A mere "advantage" but certainly not a requirement.
So a basic standard for most any first-year Russian studies graduate program is not a requirement to be Moscow bureau chief for the world's leading financial journal. We wonder, how will such a candidate get "inside Russia's hacking complex" or hope to "delve deeply into the economic underpinnings of Russian power"? Clearly, it doesn't matter, as the script appears to be already written.
It seems in the bizarro world of endless Russiagate conspiracy theorizing, 'experts' and superstar Kremlinologist journalists are born every minute, and almost never face challenging questions or scrutiny — though we featured one recent exceptional interview here, and the below CNN interview with Russian-fluent professor emeritus at New York University and Princeton University should never be forgotten as it demonstrates well why the mainstream tries to avoid true experts at all costs, as they bring all that messy nuance and inconvenient pushback against the mainstream's groupthink:
But this of course also applies to the legion of newly minted 'Russian experts' that suddenly appeared over the past year or so talking endlessly of Putin's plan for world domination - from self-described "information warfare expert" Molly McKew to neocon Michael Weiss to British politician-turned twitter's favorite raving conspiracy theorist Louise Mensch to the unhinged Eric Garland and others.
As associate editor of OpenDemocracy Russia, Natalia Antonova, felt compelled to spell out: You’re not a “Russia expert” if you don’t know Russian and have never been to Russia. Well, that's simple enough:
I’m sorry, but it’s true.I hate that this even needs to be said.
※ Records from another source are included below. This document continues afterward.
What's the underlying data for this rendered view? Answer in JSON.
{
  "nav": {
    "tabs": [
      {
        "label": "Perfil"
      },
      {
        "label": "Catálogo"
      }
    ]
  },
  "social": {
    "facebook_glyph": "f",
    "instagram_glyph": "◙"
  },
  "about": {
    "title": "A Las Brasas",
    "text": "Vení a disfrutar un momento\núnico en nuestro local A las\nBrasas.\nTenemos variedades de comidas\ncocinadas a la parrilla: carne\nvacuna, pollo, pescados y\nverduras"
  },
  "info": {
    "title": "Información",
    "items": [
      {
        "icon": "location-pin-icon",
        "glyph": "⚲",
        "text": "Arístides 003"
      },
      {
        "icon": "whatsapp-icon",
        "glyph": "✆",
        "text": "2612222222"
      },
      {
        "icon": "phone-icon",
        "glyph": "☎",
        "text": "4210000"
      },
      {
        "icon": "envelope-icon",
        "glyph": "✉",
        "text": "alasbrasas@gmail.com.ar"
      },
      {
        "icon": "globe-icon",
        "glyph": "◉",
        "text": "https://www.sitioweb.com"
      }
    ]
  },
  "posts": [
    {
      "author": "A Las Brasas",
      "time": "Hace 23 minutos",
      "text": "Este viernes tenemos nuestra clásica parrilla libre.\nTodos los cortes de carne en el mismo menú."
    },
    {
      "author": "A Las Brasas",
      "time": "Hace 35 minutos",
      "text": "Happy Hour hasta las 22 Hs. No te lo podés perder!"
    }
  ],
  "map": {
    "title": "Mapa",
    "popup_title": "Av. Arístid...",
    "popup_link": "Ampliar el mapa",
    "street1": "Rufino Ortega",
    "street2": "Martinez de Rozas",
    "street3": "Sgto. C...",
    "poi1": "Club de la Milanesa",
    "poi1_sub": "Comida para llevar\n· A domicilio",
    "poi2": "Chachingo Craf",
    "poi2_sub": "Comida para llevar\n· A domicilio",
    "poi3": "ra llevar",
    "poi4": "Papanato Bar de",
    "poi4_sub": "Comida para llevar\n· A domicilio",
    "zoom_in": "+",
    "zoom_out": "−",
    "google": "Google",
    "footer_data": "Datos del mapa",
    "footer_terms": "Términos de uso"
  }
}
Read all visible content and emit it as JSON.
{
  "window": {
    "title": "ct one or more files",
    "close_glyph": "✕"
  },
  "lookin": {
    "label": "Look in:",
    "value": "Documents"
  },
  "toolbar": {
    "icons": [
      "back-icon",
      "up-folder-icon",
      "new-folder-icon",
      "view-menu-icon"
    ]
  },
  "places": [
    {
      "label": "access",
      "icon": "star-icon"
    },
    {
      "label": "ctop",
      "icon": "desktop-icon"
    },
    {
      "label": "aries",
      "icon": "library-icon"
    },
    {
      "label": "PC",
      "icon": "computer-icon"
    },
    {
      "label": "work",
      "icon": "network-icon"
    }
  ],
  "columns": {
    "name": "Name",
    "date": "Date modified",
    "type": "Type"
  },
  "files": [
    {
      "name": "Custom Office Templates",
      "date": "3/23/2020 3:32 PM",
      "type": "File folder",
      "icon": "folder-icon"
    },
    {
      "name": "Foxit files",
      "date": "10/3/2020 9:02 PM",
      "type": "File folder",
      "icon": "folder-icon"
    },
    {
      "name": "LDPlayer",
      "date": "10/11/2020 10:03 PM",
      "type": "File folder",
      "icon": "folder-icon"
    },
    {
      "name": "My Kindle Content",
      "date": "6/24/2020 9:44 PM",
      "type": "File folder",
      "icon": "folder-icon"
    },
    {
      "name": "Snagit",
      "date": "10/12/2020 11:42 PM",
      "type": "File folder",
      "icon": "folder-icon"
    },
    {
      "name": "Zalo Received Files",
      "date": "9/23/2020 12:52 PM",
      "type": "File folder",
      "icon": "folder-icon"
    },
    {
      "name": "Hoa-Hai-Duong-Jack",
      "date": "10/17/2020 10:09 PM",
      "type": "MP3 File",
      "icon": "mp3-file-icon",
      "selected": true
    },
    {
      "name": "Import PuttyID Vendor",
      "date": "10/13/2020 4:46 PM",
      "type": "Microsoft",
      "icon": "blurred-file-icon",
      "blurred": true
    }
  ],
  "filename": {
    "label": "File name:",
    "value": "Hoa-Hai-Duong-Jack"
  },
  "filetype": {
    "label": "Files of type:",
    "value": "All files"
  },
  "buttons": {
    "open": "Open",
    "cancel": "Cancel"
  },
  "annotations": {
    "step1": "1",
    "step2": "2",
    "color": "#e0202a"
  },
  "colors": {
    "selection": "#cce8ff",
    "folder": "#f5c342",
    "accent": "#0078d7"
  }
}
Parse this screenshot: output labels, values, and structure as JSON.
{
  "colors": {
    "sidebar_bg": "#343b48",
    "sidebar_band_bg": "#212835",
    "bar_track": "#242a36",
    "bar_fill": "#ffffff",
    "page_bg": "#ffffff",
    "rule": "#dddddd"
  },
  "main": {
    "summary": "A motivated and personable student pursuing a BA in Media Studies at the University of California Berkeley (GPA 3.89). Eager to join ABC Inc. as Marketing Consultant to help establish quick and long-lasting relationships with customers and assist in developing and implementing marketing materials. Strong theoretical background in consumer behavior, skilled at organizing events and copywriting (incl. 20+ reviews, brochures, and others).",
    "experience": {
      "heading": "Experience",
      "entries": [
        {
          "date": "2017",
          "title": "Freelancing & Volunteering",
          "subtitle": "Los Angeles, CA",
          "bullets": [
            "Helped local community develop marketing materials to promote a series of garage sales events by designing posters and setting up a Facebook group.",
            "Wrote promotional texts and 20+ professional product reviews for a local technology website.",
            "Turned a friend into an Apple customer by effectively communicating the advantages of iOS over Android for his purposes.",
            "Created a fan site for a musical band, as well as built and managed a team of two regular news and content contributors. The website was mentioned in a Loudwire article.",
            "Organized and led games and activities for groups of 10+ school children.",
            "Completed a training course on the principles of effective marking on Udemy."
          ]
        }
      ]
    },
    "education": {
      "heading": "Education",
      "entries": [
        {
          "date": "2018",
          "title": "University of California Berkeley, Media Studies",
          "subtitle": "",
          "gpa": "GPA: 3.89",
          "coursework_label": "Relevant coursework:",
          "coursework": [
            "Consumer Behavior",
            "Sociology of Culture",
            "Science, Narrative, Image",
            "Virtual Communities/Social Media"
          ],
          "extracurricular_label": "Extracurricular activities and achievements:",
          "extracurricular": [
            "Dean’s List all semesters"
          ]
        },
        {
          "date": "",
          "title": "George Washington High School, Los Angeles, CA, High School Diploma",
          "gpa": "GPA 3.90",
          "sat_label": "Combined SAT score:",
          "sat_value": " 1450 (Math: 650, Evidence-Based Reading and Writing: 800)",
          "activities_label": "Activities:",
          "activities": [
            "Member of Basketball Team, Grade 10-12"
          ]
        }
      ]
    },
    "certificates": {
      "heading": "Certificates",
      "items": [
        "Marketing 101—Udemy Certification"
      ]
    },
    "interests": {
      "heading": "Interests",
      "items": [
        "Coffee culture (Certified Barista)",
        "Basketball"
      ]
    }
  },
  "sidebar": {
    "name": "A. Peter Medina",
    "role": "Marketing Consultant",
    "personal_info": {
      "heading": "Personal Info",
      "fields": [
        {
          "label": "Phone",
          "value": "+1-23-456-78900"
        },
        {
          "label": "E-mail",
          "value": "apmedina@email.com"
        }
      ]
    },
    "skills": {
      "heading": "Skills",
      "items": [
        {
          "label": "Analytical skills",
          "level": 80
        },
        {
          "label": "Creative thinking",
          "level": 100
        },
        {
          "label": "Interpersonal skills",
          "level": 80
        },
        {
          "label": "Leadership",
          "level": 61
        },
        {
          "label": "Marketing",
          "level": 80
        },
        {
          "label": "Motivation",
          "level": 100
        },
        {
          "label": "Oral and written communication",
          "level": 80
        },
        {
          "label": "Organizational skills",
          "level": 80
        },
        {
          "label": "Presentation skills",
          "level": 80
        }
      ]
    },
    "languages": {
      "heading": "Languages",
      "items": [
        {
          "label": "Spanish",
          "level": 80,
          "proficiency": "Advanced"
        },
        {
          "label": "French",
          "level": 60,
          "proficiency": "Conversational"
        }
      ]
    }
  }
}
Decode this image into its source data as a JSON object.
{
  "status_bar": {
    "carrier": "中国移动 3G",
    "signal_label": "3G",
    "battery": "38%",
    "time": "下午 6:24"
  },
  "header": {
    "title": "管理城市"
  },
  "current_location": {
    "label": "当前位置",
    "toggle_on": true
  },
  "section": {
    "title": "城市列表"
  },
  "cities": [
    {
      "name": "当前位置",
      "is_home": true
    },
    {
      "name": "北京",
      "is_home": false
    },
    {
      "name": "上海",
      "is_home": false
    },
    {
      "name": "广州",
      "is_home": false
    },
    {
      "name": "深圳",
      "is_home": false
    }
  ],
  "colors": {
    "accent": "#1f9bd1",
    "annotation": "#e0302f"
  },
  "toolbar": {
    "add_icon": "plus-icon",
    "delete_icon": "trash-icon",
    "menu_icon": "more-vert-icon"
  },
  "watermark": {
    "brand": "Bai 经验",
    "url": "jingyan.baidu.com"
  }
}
But hey, that’s our new reality — especially on social media, where "Russia experts" have multiplied like rabbits following bombshell accusations of Donald J. Trump’s potential involvement with the Russian government, not to mention a spy dossier that alleges that the Kremlin has compromised Trump in all sorts of gross ways (that info is unverified, by the way...).
Though Antonova's commentary is from the first half of 2017, it goes without saying that the trend she described has only become more pronounced since she penned it. Perhaps this explains why the WSJ feels compelled to leave out Russian language expertise as a requirement to head up its Russian reporting operations in Moscow:
Fake "experts" are intimidated by real experts. Hence their interest in launching smear campaigns and witch hunts. I’ve actually seen people on Twitter accuse others of being Kremlin spies, using the latter’s knowledge of Russian as "evidence."
Their rationale? "These are dangerous times! Knowing the language of the enemy makes you suspect!" Their real rationale? “I don’t want people who focus on this particular area to compete with my ideas, so I need to discredit them.”
There's also the sad truth the mainstream is often more interested celebrity appeal: a big name with lots of twitter followers and the right connections to the Western political class — perhaps an Anderson Cooper or Christiane Amanpour or Soledad O'Brien or Brian Williams — meanwhile, facts can take a backseat.